tubing.I had to wear my short robe over
the leggings.I was ready to go as soon
as the nurse rechecked my blood sugar.
Meanwhile, the CNA came into my room with a black apron very
similar to a carpenter’s apron.I couldn’t
figure out its purpose. The CNA helped me stand up then tied the apron around
me.She placed the left drain bottle in
the left front pocket of the apron and the right one in the right front pocket.
It was the perfect solution to a bulky
It had been 90 minutes since I received the 30 units of
insulin.The nurse came in and checked
my blood.It was 130.Yippee, I was going home and it was only 10:45.There was already a wheelchair waiting for

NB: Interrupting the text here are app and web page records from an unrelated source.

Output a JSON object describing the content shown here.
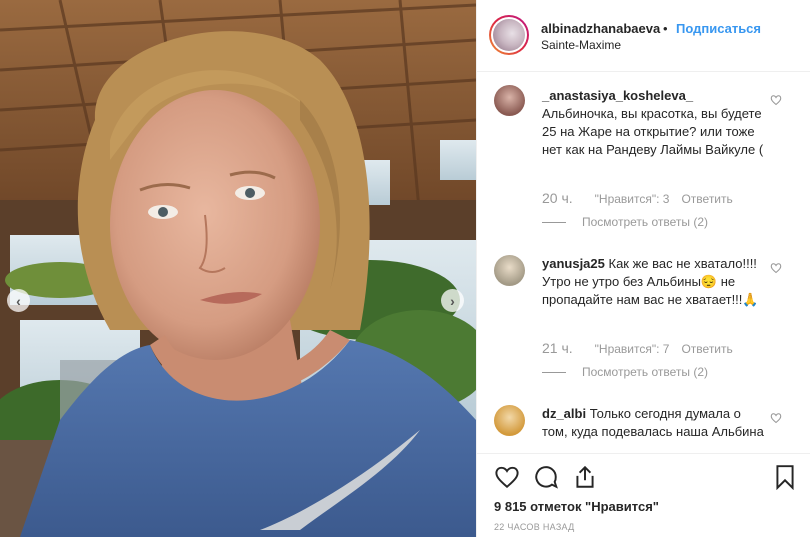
{
  "post": {
    "username": "albinadzhanabaeva",
    "separator": "•",
    "follow_label": "Подписаться",
    "location": "Sainte-Maxime",
    "likes_text": "9 815 отметок \"Нравится\"",
    "time_ago": "22 ЧАСОВ НАЗАД"
  },
  "comments": [
    {
      "user": "_anastasiya_kosheleva_",
      "text": "Альбиночка, вы красотка, вы будете 25 на Жаре на открытие? или тоже нет как на Рандеву Лаймы Вайкуле (",
      "time": "20 ч.",
      "likes": "\"Нравится\": 3",
      "reply": "Ответить",
      "view_replies": "Посмотреть ответы (2)"
    },
    {
      "user": "yanusja25",
      "text": "Как же вас не хватало!!!! Утро не утро без Альбины😔 не пропадайте нам вас не хватает!!!🙏",
      "time": "21 ч.",
      "likes": "\"Нравится\": 7",
      "reply": "Ответить",
      "view_replies": "Посмотреть ответы (2)"
    },
    {
      "user": "dz_albi",
      "text": "Только сегодня думала о том, куда подевалась наша Альбина"
    }
  ],
  "icons": {
    "carousel_prev": "chevron-left-icon",
    "carousel_next": "chevron-right-icon",
    "like": "heart-icon",
    "comment": "comment-icon",
    "share": "share-icon",
    "save": "bookmark-icon"
  },
  "colors": {
    "accent": "#3897f0",
    "text": "#262626",
    "muted": "#999999",
    "shirt": "#4a6ea8"
  }
}
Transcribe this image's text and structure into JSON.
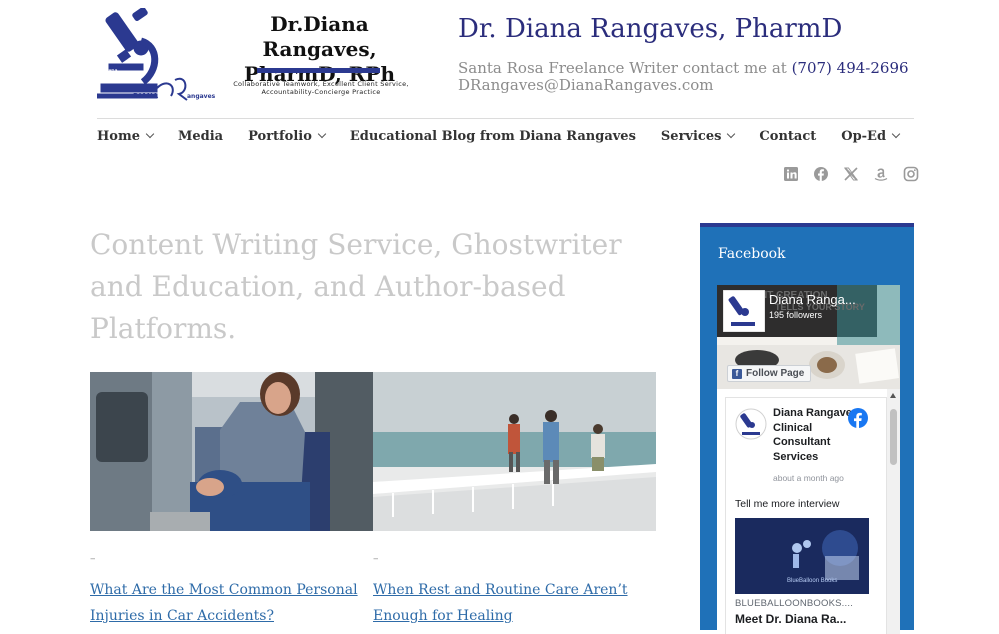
{
  "logo": {
    "title": "Dr.Diana Rangaves, PharmD, RPh",
    "tagline": "Collaborative Teamwork, Excellent Client Service, Accountability-Concierge Practice",
    "mark_text_left": "DIANA",
    "mark_text_right": "angaves",
    "mark_small": "Diana"
  },
  "header": {
    "site_title": "Dr. Diana Rangaves, PharmD",
    "tagline_text": "Santa Rosa Freelance Writer contact me at ",
    "phone": "(707) 494-2696",
    "email": "DRangaves@DianaRangaves.com"
  },
  "nav": {
    "items": [
      {
        "label": "Home"
      },
      {
        "label": "Media"
      },
      {
        "label": "Portfolio"
      },
      {
        "label": "Educational Blog from Diana Rangaves"
      },
      {
        "label": "Services"
      },
      {
        "label": "Contact"
      },
      {
        "label": "Op-Ed"
      }
    ]
  },
  "social": {
    "icons": [
      "linkedin-icon",
      "facebook-icon",
      "x-icon",
      "amazon-icon",
      "instagram-icon"
    ]
  },
  "main": {
    "title": "Content Writing Service, Ghostwriter and Education, and Author-based Platforms.",
    "posts": [
      {
        "dash": "–",
        "title": "What Are the Most Common Personal Injuries in Car Accidents?"
      },
      {
        "dash": "–",
        "title": "When Rest and Routine Care Aren’t Enough for Healing"
      }
    ]
  },
  "sidebar": {
    "heading": "Facebook",
    "fb": {
      "cover_text": "CONTENT CREATION",
      "cover_text2": "TELLS YOUR STORY",
      "page_name": "Diana Ranga...",
      "followers": "195 followers",
      "follow_label": "Follow Page",
      "post_author": "Diana Rangaves Clinical Consultant Services",
      "post_time": "about a month ago",
      "post_text": "Tell me more interview",
      "link_image_label": "BlueBalloon Books",
      "link_domain": "BLUEBALLOONBOOKS....",
      "link_title": "Meet Dr. Diana Ra..."
    }
  }
}
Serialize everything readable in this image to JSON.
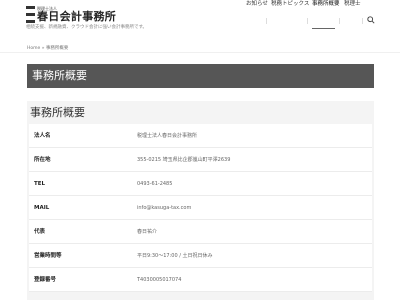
{
  "site": {
    "logo_sub": "税理士法人",
    "logo_main": "春日会計事務所",
    "tagline": "相続支援、新規融資、クラウド会計に強い会計事務所です。"
  },
  "nav": {
    "items": [
      {
        "label": "お知らせ",
        "active": false
      },
      {
        "label": "税務トピックス",
        "active": false
      },
      {
        "label": "事務所概要",
        "active": true
      },
      {
        "label": "税理士",
        "active": false
      }
    ],
    "search_icon": "search-icon"
  },
  "breadcrumb": {
    "home": "Home",
    "separator": " » ",
    "current": "事務所概要"
  },
  "page": {
    "title": "事務所概要",
    "section_title": "事務所概要"
  },
  "profile": [
    {
      "label": "法人名",
      "value": "税理士法人春日会計事務所"
    },
    {
      "label": "所在地",
      "value": "355-0215 埼玉県比企郡嵐山町平澤2639"
    },
    {
      "label": "TEL",
      "value": "0493-61-2485"
    },
    {
      "label": "MAIL",
      "value": "info@kasuga-tax.com"
    },
    {
      "label": "代表",
      "value": "春日祐介"
    },
    {
      "label": "営業時間等",
      "value": "平日9:30～17:00 / 土日祝日休み"
    },
    {
      "label": "登録番号",
      "value": "T4030005017074"
    }
  ],
  "colors": {
    "title_band": "#565656",
    "section_bg": "#f4f4f4"
  }
}
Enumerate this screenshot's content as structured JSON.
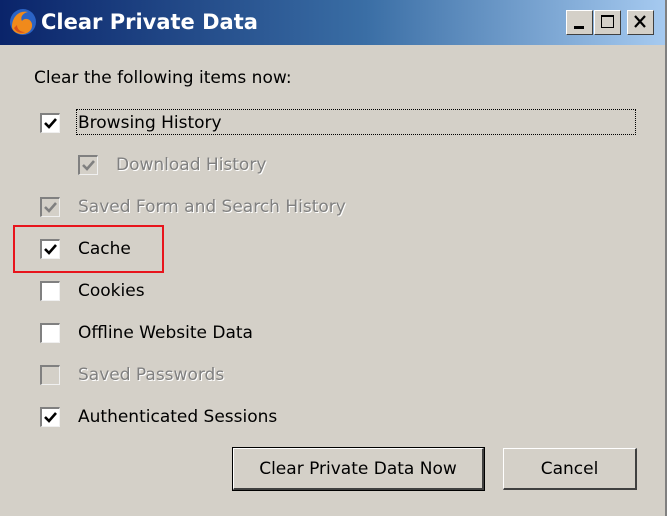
{
  "window": {
    "title": "Clear Private Data",
    "app_icon": "firefox-icon",
    "controls": [
      "minimize-icon",
      "maximize-icon",
      "close-icon"
    ]
  },
  "intro_text": "Clear the following items now:",
  "options": [
    {
      "label": "Browsing History",
      "checked": true,
      "enabled": true,
      "focused": true
    },
    {
      "label": "Download History",
      "checked": true,
      "enabled": false
    },
    {
      "label": "Saved Form and Search History",
      "checked": true,
      "enabled": false
    },
    {
      "label": "Cache",
      "checked": true,
      "enabled": true,
      "highlighted": true
    },
    {
      "label": "Cookies",
      "checked": false,
      "enabled": true
    },
    {
      "label": "Offline Website Data",
      "checked": false,
      "enabled": true
    },
    {
      "label": "Saved Passwords",
      "checked": false,
      "enabled": false
    },
    {
      "label": "Authenticated Sessions",
      "checked": true,
      "enabled": true
    }
  ],
  "buttons": {
    "clear_now": "Clear Private Data Now",
    "cancel": "Cancel"
  },
  "colors": {
    "dialog_bg": "#d4d0c8",
    "titlebar_start": "#0a246a",
    "titlebar_end": "#a6caf0",
    "highlight_border": "#e8141c",
    "disabled_text": "#808080"
  }
}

me.Marion left to get his car and planned to
pick me up in front of the loop-de-loop. Carolyn gathered my things and walked
beside the wheelchair as the CNA took us to the front door.
Getting me into the car was challenging but the marisol pill
given to me before my departure from the hospital made it a non-event. I felt nothing. The short drive home caused me to be
slightly nauseous but the pill helped. All I wanted to do was get to my condo
and deposit myself in my recliner…and eat a batch of brownies.I had another case of the munchies.When we arrived, I managed to maneuver myself
out of the car and up the front steps.I headed
straight for my recliner.In my marisol
and Percocet fog, I reflected on how many people it had taken to get me through
chemotherapy, surgery, and now post-surgery recuperation. I thought to myself, it
truly does take a village to cure cancer. It was the last thing I remembered for several hours.